About this exercise:
Which lines in the data contain the word "Prediction"? Please copy each of them.

Input data:
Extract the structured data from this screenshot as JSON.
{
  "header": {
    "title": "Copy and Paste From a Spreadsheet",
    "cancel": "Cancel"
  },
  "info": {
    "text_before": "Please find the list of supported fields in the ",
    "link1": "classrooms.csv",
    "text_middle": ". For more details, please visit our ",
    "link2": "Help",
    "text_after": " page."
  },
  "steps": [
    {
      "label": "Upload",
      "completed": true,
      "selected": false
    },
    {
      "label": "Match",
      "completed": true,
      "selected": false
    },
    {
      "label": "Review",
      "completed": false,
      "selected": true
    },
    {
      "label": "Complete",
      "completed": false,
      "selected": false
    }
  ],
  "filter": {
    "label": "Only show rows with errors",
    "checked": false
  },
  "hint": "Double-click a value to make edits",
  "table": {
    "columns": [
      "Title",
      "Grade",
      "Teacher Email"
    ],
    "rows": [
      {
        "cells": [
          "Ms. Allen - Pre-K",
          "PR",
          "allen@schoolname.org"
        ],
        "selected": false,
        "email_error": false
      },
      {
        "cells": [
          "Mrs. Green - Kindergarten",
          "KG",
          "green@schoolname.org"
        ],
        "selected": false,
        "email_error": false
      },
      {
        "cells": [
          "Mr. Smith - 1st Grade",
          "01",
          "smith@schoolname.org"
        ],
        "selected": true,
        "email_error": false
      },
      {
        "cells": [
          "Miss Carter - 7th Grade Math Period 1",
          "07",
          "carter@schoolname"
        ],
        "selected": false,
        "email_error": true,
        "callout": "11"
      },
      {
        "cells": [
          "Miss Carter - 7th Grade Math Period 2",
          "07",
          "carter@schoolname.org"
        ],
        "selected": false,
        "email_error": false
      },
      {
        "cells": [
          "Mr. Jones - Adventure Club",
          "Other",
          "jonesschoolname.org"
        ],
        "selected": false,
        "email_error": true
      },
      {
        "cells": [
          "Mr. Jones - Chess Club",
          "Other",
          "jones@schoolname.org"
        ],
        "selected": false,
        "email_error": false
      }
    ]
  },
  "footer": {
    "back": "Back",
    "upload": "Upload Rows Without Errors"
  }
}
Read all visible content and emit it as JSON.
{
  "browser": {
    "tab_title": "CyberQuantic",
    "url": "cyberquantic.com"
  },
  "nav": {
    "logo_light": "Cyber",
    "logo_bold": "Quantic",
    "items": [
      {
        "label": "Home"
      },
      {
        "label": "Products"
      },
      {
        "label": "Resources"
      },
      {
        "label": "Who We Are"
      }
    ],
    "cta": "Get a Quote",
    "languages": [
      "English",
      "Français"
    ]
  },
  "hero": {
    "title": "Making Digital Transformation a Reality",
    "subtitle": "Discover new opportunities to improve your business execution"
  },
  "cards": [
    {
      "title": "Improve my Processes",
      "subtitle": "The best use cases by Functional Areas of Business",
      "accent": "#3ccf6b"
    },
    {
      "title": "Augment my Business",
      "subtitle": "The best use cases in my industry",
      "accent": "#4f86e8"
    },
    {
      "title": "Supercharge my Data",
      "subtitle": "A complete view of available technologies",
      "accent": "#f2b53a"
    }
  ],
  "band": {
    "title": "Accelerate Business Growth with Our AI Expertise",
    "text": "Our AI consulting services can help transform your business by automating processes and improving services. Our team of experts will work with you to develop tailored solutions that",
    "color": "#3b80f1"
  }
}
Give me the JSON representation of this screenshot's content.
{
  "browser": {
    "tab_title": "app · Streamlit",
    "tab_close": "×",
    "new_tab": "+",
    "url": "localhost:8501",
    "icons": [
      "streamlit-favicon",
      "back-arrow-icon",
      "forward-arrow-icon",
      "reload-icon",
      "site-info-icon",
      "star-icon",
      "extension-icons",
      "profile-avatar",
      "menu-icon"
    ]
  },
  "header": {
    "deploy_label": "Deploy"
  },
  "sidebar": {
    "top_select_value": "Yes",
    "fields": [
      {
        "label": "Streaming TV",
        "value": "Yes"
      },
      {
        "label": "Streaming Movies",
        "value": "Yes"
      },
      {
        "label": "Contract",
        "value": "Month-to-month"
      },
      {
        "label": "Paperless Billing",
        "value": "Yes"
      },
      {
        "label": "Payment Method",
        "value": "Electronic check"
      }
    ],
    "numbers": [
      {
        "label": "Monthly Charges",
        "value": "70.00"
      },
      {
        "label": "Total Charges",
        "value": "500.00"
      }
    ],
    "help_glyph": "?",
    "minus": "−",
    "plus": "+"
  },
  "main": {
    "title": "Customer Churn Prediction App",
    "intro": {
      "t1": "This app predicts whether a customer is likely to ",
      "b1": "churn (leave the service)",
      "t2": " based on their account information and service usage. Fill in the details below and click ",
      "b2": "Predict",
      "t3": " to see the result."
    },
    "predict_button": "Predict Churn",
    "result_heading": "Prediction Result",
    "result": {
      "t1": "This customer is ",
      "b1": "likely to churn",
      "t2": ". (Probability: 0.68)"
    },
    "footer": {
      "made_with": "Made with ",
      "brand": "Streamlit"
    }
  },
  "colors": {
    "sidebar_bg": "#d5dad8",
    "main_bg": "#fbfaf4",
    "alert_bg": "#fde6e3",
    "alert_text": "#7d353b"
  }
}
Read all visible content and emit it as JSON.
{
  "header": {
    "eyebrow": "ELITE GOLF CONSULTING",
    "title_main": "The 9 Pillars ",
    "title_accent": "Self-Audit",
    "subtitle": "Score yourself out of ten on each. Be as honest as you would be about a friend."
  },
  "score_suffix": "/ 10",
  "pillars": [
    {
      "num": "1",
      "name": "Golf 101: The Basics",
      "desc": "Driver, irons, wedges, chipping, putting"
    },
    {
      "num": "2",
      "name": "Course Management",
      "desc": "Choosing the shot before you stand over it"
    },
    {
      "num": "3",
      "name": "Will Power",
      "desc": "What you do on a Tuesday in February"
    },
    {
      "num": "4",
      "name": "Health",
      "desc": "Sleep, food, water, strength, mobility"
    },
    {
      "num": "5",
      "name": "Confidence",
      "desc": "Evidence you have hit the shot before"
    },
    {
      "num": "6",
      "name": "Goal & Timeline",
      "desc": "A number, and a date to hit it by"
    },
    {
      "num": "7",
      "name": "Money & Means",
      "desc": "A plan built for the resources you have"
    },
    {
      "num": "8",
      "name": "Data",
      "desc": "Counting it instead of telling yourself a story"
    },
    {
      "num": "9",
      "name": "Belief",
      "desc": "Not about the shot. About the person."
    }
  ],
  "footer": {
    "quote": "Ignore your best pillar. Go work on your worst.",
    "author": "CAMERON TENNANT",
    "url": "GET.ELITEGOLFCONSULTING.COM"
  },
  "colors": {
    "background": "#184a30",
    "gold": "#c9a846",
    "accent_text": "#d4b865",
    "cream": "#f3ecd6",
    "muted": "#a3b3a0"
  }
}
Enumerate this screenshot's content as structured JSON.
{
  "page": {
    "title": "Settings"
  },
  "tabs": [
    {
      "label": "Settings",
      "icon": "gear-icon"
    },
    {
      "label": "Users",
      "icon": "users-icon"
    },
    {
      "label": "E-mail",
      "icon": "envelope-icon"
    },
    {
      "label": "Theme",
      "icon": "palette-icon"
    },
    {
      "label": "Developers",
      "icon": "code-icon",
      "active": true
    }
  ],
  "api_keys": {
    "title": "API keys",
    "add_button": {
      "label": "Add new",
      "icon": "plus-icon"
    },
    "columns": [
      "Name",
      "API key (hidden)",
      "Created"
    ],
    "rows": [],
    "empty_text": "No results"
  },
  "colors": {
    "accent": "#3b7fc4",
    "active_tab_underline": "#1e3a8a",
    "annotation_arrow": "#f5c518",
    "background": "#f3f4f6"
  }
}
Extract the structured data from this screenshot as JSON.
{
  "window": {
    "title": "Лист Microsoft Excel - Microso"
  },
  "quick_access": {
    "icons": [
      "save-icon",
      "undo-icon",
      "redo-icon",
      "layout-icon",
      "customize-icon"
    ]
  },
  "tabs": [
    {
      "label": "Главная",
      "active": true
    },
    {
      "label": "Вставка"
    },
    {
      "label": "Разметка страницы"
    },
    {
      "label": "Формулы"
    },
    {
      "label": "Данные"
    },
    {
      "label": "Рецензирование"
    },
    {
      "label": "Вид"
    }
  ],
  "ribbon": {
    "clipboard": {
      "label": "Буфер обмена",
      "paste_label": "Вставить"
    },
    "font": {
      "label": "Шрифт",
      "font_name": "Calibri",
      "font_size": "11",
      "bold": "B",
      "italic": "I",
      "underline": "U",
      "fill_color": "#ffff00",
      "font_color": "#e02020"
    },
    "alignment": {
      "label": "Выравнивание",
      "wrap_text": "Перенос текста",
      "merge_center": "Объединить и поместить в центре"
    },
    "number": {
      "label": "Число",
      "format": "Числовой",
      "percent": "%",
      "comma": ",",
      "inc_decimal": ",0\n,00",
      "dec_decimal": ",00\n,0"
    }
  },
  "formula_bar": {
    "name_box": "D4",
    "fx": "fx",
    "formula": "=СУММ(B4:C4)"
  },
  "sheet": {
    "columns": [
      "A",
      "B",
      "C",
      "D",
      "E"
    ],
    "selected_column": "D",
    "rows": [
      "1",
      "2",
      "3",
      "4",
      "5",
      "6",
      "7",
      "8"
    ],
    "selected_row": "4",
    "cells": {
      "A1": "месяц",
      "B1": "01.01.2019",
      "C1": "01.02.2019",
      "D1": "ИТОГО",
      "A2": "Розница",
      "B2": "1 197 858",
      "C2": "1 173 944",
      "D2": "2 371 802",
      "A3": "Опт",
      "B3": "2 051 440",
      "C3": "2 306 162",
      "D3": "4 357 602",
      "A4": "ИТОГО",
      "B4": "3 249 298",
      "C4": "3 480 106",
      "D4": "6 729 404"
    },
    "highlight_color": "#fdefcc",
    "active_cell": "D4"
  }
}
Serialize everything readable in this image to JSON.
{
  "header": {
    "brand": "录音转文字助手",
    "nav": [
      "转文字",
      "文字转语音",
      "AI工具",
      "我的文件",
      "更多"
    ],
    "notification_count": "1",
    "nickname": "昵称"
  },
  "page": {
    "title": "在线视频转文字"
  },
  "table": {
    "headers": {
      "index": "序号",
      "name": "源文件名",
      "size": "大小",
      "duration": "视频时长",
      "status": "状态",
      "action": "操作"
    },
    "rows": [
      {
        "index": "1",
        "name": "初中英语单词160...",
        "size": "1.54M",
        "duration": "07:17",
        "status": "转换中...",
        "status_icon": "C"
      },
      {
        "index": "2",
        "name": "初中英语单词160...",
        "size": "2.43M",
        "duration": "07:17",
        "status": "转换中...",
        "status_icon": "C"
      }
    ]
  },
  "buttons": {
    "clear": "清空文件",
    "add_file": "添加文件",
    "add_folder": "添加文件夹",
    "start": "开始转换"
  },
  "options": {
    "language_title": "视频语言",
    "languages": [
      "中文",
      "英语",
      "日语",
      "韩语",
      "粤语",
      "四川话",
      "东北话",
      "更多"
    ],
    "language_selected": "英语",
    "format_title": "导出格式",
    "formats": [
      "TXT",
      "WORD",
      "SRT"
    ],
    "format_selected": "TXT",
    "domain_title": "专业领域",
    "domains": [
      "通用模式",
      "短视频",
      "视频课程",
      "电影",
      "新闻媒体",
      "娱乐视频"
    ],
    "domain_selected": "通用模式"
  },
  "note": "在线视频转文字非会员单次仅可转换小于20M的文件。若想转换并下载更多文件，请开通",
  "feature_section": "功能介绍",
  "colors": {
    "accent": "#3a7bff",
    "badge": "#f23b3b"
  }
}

Exercise output:
    "title": "Customer Churn Prediction App",
    "result_heading": "Prediction Result",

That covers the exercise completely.